So after a quick run out to Moonlight in early December to help a friend out with a shakedown run in his new rig, I managed to do what I hoped I wouldn’t do:
Last trail of the day heading back to the parking lot, I clipped a tree with my drivers side front wheel on a slightly off-camber sport which tipped me into a tree that I was trying to avoid. Derp!
The tinted Plexiglas I ordered showed up and I got to work fixing the hole in the back a bit better than the duct tape and cardboard job I did earlier in the month. I had planned on popping out the other window and doing that in plexi as well, but the thing did not want to come out at all. And since I am working in a rented, cold, dark garage, I did not want to have it blow out and try to clean up that mess in there.

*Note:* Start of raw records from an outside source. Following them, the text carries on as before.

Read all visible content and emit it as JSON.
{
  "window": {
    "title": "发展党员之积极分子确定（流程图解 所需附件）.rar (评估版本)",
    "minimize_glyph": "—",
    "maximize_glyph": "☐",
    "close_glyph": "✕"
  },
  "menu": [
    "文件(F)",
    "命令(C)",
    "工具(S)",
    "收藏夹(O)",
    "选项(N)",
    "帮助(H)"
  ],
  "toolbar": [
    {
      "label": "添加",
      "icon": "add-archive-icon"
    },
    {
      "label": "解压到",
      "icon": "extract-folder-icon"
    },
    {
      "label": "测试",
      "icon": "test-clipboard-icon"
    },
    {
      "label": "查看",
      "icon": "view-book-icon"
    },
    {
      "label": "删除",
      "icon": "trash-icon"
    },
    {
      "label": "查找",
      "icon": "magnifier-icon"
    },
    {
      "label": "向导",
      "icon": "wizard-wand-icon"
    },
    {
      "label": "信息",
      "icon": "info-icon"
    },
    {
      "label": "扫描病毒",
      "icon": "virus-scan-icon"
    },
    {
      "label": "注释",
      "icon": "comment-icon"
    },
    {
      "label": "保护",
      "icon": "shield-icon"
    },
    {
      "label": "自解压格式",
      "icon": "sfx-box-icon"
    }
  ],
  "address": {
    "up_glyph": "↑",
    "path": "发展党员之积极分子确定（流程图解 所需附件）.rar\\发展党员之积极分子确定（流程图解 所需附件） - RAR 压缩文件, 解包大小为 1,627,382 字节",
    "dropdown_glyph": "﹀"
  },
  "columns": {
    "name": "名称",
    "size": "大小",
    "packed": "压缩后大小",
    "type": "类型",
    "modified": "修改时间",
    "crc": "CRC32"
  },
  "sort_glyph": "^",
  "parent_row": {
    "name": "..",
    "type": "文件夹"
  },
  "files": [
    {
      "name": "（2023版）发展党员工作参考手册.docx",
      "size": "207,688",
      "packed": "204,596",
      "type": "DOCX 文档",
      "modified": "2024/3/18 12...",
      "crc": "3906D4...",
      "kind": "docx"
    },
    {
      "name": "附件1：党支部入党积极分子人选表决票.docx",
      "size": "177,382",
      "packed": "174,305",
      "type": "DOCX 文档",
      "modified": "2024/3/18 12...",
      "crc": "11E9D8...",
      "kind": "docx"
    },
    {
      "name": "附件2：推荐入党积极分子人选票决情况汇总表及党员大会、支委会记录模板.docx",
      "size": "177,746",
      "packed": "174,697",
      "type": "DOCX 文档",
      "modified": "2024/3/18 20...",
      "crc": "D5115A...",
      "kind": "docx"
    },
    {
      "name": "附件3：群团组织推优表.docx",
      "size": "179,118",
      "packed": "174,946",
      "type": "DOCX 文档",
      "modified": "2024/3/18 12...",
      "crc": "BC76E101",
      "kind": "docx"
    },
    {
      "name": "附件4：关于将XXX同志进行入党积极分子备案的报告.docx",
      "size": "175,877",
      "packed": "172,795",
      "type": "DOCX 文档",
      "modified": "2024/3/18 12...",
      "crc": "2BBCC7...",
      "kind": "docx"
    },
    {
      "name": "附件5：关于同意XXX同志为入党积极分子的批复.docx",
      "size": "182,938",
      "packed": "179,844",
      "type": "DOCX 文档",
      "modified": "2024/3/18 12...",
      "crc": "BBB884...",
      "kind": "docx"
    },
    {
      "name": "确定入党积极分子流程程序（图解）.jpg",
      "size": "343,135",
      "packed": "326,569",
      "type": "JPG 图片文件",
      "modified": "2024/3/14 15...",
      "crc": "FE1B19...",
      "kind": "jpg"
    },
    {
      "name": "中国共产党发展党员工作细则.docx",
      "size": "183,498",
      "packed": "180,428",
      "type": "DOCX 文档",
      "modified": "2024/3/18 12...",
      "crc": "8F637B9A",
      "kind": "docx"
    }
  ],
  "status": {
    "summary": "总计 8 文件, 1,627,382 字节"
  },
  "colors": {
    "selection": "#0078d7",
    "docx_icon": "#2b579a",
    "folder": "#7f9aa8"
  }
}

Slap the interior back together and peel the backing off to call the job done. The tint actually matches the factory tint perfectly (80% Grey):
Sometime in the warmer future, I plan on painting the bolt heads black to blend in a bit better.
Why use plexi instead of Lexan? Well that’s because I found tinted Plexiglas quickly and, of course, as soon as I made the purchase of it I managed to find tinted Lexan for less :homer: So this will be a bit of an experiment, and I am betting that I wind up with Lexan later on. The acrylic, while more flexible than glass, was much more brittle that I was expecting it to be. But, I was also working with it in an unheated 15°F garage, so that could have been the reason for the brittleness.
For now, it is leaking less than the protrusions for my rear hatch hinges, so that works for me!
Edit 7-31-18: Don’t use Plexiglas. It isn’t holding up well over time an is doing odd stuff when it gets some heat on it. I’ll either swap it out with some Lexan in the future or find another replacement window. For now it is at least keeping most of the water out of the rear though so that does count for something!